The Free-To-Play business model for online games is one that’s been building momentum and most recently has seen DC Universe Online’s revenue increase vastly since it’s conversion in November last year. It’s not surprising then that a lot of other developers want to try their hand at this type of system but with plenty of competition in the market how will BrawlBusters, a third person action game from Rock Hippo, fare?
At first glance you’d be remiss to not see the art similarities between BrawlBusters and Valve’s Team Fortress 2 with its brightly coloured, cartoon-like visuals. This sets the tone for the proceedings to give the game an appealing tongue-in-cheek feel and allow it to offer up outlandish combat that never takes itself too seriously.
Initially players are given the option to create their own online fighter from the customisation options available. These aren’t the most expansive tools ever seen with three body types, male and female models, a selection of face defaults and just about enough variations to make your avatar stand out online.
Further selections come in the form of clothing, weapons and upgrades although only a small number of these are available to buy using the currency (BP) earnt through your in-game endeavours. The remainder are bought using the Rocker Points (RP) obtained by paying out real money. This does mean that those willing to spend will end up being slightly more overpowered that the average player. It’s not a game breaking difference but it does mean that those not choosing to play will have rely more on their skills rather than sheer equipment strength.
There are currently 5 classes on offer in the form of Firefighter, Rocker, Boxer, Blitzer and Slugger. Each has their own level of specialisation in terms of health, speed, defense and attack statistics as well as combat skills. Most of their attacks focus on damage dealing either up close or from a distance but the firefighter also has defense barrier available for an extra strategic level to proceedings.

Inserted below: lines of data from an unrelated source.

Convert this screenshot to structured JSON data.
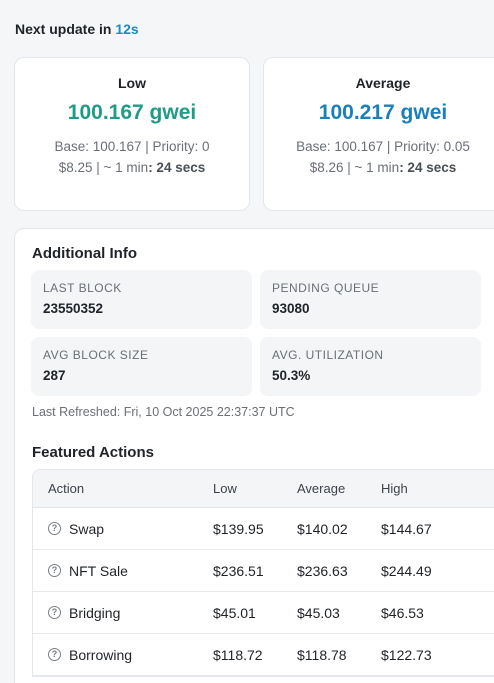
{
  "header": {
    "prefix": "Next update in",
    "countdown": "12s"
  },
  "cards": {
    "low": {
      "title": "Low",
      "price": "100.167 gwei",
      "base_priority": "Base: 100.167 | Priority: 0",
      "cost_prefix": "$8.25 | ~ 1 min",
      "cost_suffix": ": 24 secs"
    },
    "average": {
      "title": "Average",
      "price": "100.217 gwei",
      "base_priority": "Base: 100.167 | Priority: 0.05",
      "cost_prefix": "$8.26 | ~ 1 min",
      "cost_suffix": ": 24 secs"
    }
  },
  "additional_info": {
    "title": "Additional Info",
    "last_block": {
      "label": "LAST BLOCK",
      "value": "23550352"
    },
    "pending_queue": {
      "label": "PENDING QUEUE",
      "value": "93080"
    },
    "avg_block_size": {
      "label": "AVG BLOCK SIZE",
      "value": "287"
    },
    "avg_utilization": {
      "label": "AVG. UTILIZATION",
      "value": "50.3%"
    },
    "last_refreshed": "Last Refreshed: Fri, 10 Oct 2025 22:37:37 UTC"
  },
  "featured": {
    "title": "Featured Actions",
    "columns": [
      "Action",
      "Low",
      "Average",
      "High"
    ],
    "rows": [
      {
        "action": "Swap",
        "low": "$139.95",
        "average": "$140.02",
        "high": "$144.67"
      },
      {
        "action": "NFT Sale",
        "low": "$236.51",
        "average": "$236.63",
        "high": "$244.49"
      },
      {
        "action": "Bridging",
        "low": "$45.01",
        "average": "$45.03",
        "high": "$46.53"
      },
      {
        "action": "Borrowing",
        "low": "$118.72",
        "average": "$118.78",
        "high": "$122.73"
      }
    ]
  }
}
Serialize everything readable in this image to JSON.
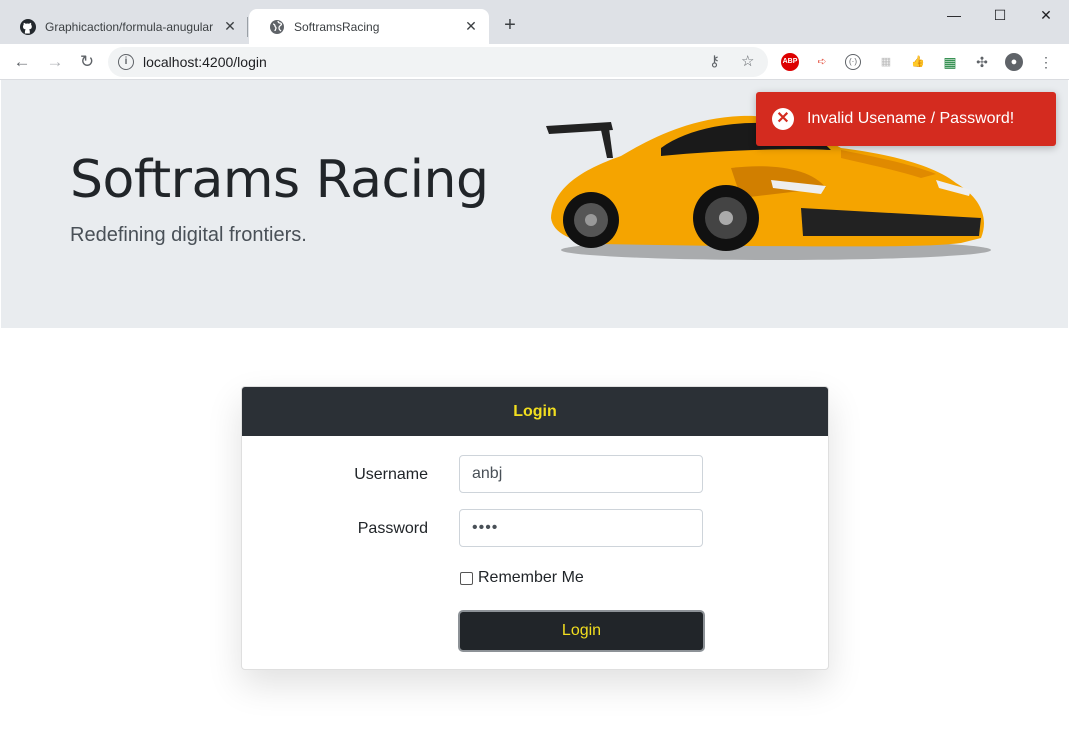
{
  "browser": {
    "tabs": [
      {
        "label": "Graphicaction/formula-anugular",
        "icon": "github-icon",
        "active": false
      },
      {
        "label": "SoftramsRacing",
        "icon": "globe-icon",
        "active": true
      }
    ],
    "new_tab": "+",
    "address": "localhost:4200/login",
    "window_controls": {
      "minimize": "—",
      "maximize": "☐",
      "close": "✕"
    }
  },
  "hero": {
    "title": "Softrams Racing",
    "subtitle": "Redefining digital frontiers.",
    "car_color": "#f5a400"
  },
  "toast": {
    "message": "Invalid Usename / Password!",
    "icon": "error-x-icon",
    "color": "#d42b1f"
  },
  "login": {
    "header": "Login",
    "username_label": "Username",
    "username_value": "anbj",
    "password_label": "Password",
    "password_value": "••••",
    "remember_label": "Remember Me",
    "remember_checked": false,
    "submit_label": "Login",
    "accent": "#f2de1f"
  }
}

The combat is incredibly simple to pick up and equates to a click on either the left or right mouse button to perform attacks. In order to aid some additional variety there are items to be picked up and can range from a simple explosive devices to jelly that glues opponents to the ground or a box that fixes firmly on an enemies head in order to disorient them. Unfortunately, aside from the jumping and dodging mechanics, there is little else to speak of. That’s not to say the fighting isn’t fun, however don’t expect to be memorising and utilising a huge array of moves to take down your opponents.
Environments throughout the game bring their own challenges and feature a vast amount of dangers such as cars, explosive barrels and springs as well as objects to destroy for item pick-ups. These are incredibly vibrant and fit perfectly with the game’s penchant for cartoon violence.
There are both single and multiplayer modes available in the game although the solo levels only truly serve as training for the online exploits. In multiplayer you can delve into 5 different scenarios including two team deathmatch variations, free for all as well as boss battle and zombie survival. The latter two encourage co-operative gameplay and task gamers with surviving waves of enemies or attempting to defeat a powerful boss character with his minions. While none of these modes are exclusive to BrawlBusters, the co-op focused options best highlight the class differences and allow for some seriously satisfying collaboration to overcome the AI opposition.
For an online game you’d certainly hope that the matchmaking system is adequate and this game doesn’t disappoint. Each match is given its own lobby, host and even chat functions. Searching for your chosen game type is fast and easy although, as with all online games, the amount of people playing is paramount in determining how many games are available. So far there haven’t been any stages where it’s been hard to find someone to play with however there have been plenty of occasions where the host hasn’t started the game when everyone is ready. This leads to a lot of people dropping out in frustration and while this isn’t the developers fault, they would be wise to introduce some safeguards to punish neglectful hosts.
While it doesn’t have the production values of a big budget title but more than makes up for it with cheap and cheerful action for the masses with nice bonuses for the paying audience. Those wanting deeper gameplay and options in their combat will have to look elsewhere however for a quick and satisfying multiplayer fix, you can’t go too far wrong with BrawlBusters.